But this essay is not solely about the politics and power-play of things. It is also about my relationship with a group of remarkable people who attend Belvedere’s day programs. We worked together for years, and our bond, then and now, is deep-in-the-heart close. The forced end to our work together was not simply a brutal one for me emotionally and, for that matter, physically, it was a brutal one for the survivors. I know this because they’ve told me.

In fact, they were so upset then they got a petition together asking for my return and every single survivor signed it and presented it to the owner, John Mccooey. In response Mccooey, who I had for some time considered a friend, met with them and said, no, I couldn’t come back because of forces beyond his control, a excuse that is doubtful at best. About Mccooey: despite his brutal treatment of me in the end, were he hurt tomorrow I’d help him. Doesn’t mean I trust him, that would be something he’d have to earn back, but I’d still help him.

Mccooey back then told me Tim Feeney wanted me out and, by default, so did Pat Gumson and Bruce Rosen, the two New York State Department of Health officials who headed up the Traumatic Brain Injury Waiver at the time. I don’t know how much weight I actually give his excuse. It doesn’t matter though because Feeney has been rather right-sized, Pat Gumson has retired, and Bruce Rosen is working in another area for the DOH, and I’ve not been invited back. The main obstacle to my return was and is Mccooey and, I suspect, his somewhat misguided allegiance to a rather dysfunctional individual who heads up his substance abuse program, the same individual, by the way, who most actively demeaned survivors and denied them their rights.

I was recently asked (not by anyone from Belvedere) if I would be willing to facilitate workshops at Belvedere again. My answer revolves around what is always my focus in matters like this; what is the healthiest choice on the table for the survivors and for me. Were their a healthy way to go about it, I’d certainly consider it. But I would not consider it if I were to again be at risk for bogus accusations from the above referenced dysfunctional individual or anyone else for that matter. To give you an idea of what I’m talking about, I once apologized to Mr. Dysfunction for a misunderstanding and gently touched his shoulder. The next morning I learned that he’d gone scurrying upstairs like a whiney little brat to file a workplace harassment charge against me because I touched him! The charge was dismissed by the way (duh).

Anyway, it will be good to see these folks Monday. They already know, and perhaps Belvedere will figure out, that neither I nor KAC are anti-provider, not even when the provider is Belvedere. We are pro-anything that supports equal rights for all and legitimately helps people living with brain injuries achieve their maximum level of independence and we are against anything that doesn’t. As for my future with Belvedere let me just say: One day at a time.

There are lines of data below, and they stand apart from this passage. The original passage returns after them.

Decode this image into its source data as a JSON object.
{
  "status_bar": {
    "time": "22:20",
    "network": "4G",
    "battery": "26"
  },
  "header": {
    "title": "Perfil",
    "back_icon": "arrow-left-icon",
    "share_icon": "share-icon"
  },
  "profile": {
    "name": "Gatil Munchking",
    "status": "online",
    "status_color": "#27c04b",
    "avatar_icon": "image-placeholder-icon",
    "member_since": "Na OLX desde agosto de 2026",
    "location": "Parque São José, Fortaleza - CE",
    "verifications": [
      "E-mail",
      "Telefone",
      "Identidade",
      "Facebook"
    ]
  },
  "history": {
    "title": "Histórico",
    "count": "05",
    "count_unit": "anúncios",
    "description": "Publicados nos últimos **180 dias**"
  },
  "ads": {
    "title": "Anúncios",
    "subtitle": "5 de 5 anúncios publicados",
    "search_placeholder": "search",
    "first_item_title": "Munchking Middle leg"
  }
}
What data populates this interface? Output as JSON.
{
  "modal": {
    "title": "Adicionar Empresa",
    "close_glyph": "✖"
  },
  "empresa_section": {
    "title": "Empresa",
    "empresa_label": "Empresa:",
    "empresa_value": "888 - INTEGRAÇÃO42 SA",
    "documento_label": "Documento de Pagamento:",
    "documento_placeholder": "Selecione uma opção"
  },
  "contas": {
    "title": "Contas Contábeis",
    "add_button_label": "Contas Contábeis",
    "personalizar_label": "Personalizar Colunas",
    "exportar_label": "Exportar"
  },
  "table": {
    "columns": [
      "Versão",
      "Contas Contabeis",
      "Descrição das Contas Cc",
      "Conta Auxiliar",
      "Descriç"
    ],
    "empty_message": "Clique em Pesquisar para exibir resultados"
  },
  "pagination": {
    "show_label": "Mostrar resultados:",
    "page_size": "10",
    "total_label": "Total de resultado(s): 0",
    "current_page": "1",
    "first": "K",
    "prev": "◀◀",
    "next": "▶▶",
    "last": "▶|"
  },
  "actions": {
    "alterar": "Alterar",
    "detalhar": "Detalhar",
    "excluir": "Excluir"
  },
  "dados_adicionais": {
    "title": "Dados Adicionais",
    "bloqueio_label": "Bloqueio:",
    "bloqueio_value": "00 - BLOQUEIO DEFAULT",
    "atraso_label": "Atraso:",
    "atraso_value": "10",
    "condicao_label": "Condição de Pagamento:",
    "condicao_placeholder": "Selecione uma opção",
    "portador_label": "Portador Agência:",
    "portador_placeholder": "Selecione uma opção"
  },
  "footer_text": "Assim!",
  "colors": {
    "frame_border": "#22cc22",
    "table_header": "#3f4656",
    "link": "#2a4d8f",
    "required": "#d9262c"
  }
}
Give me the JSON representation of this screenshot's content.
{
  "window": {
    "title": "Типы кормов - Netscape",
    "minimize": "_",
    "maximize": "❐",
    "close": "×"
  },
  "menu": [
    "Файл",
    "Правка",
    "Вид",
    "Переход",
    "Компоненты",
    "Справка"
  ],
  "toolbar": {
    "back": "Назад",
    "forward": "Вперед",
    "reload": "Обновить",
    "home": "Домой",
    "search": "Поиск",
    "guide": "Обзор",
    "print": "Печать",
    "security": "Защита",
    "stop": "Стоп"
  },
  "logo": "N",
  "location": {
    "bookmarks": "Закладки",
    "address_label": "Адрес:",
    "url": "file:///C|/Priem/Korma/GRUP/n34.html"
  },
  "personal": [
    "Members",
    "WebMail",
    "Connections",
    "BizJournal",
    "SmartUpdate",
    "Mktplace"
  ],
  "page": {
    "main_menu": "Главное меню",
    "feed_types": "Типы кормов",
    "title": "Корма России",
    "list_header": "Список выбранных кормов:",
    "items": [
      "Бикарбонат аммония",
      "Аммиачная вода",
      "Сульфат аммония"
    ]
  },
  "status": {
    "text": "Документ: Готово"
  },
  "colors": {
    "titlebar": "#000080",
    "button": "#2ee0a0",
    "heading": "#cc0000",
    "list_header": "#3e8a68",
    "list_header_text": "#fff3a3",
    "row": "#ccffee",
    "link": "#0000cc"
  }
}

Monday will be a good day. It will be good to see them and it will be hard to say goodbye.